Redu trains big dish on Galileo satellites
Launched in October, Europe’s first two Galileo navigation satellites orbit Earth about every 14 hours. As they transmit over Europe, ESA’s Redu centre in Belgium is ready to receive and analyse their signals.
Nestled deep within Belgium’s Ardennes forest, Redu is assessing the quality of the navigation signals transmitted by Galileo. The rigorous In-Orbit Test campaign began this month and will take around 90 days.
Galileo will offer a total of five different navigation services – transmitting on three different frequencies for added accuracy. Results gathered by this campaign will set a benchmark throughout the satellites’ 12-year operational lives and act a reference for the rest of the Galileo constellation set to follow the first two satellites into space.
“The platform side of both satellites underwent activation from Toulouse during the Launch and Early Operations Phase in the two weeks following launch, followed by hand-over to the Galileo Control Centre in Oberpfaffenhofen near Munich for platform commissioning and fine positioning manoeuvres” explained Marco Falcone, Galileo System and Validation Manager.
“Now we are at the stage of checking the Galileo payloads were not affected by launch and are working according to specifications.”
Opened in 1968, Redu was selected for the campaign because of its long heritage performing similar assignments for European telecommunications satellites.
For Galileo, the Redu centre has been equipped with a 20 m-diameter L-band antenna to receive navigation signals and a C-band transmit antenna to test the onboard mission receiver and be able to uplink navigation messages to the satellite.
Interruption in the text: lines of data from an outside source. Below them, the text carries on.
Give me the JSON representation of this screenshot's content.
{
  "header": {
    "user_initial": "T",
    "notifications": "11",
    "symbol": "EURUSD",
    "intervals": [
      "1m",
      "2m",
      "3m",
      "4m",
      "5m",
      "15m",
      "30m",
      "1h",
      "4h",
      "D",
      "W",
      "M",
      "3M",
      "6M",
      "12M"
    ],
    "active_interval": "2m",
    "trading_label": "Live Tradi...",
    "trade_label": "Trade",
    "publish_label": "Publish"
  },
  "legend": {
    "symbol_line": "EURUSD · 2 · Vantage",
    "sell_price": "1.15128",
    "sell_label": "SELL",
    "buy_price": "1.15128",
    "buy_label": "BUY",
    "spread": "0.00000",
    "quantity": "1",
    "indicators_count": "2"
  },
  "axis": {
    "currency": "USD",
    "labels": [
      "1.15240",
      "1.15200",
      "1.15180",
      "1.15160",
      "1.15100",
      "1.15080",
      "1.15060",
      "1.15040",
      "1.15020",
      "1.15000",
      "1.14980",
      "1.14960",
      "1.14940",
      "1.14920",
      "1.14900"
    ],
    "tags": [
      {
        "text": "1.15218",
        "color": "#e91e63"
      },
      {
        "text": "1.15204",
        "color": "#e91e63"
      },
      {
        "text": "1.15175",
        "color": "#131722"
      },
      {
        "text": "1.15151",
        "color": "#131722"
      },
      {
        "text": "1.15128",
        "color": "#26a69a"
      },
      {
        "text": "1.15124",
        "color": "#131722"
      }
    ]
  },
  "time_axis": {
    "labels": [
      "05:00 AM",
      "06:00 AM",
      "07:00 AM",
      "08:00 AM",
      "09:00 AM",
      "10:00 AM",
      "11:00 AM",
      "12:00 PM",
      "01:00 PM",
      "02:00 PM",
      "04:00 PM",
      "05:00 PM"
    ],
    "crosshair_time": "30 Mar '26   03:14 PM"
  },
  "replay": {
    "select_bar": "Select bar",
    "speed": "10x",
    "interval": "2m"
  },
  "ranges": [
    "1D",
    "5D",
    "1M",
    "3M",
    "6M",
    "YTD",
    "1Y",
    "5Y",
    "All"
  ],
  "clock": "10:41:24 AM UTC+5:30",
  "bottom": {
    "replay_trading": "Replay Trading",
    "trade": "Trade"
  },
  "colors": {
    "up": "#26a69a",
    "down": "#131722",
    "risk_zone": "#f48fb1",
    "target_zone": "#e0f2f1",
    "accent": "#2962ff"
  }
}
A UHF antenna is also available for transmitting simulated search and rescue signals to the satellites.
“Because the satellites are so far away in space – up at 23 222 km altitude – we require a very large dish to pick up the signals with all the fine detail necessary,” added Marco.
“With this 20 m high-gain antenna we can capture the exact shape of the spread spectrum signals being transmitted, and can compare them to what we expected.”
As the tests are performed, Redu is in constant communication with the Galileo Control Centre, from where the satellite platforms are being controlled.
Once the campaign is completed then oversight of the Galileo payloads will pass to Galileo’s second control centre, at Fucino in central Italy.
The campaign mirrors a similar set of end-to-end tests carried out by Galileo’s team at the start of the year, except then the satellites were sitting in their integration facility at Thales Alenia Space in Rome.
“It helps ensure that ESA will be handing over to the European Commission a fully operational system, matching all the original requirements,” notes Marco.
Redu, extended and fitted to fulfil its mission, will be kept ready to check all future Galileo satellites, starting with the second pair in 2012.
“Redu serves ESA missions including the Artemis data relay satellite, the Earth-observing Proba-1 and Sun-watching Proba-2, and is the site of ESA’s new space weather data centre for Space Situational Awareness,” says Daniele Galardini, who heads the centre.
“Today, Galileo represents a new exciting mission that will fully exploit the expertise acquired in Redu during its life and the investments of the past five years.”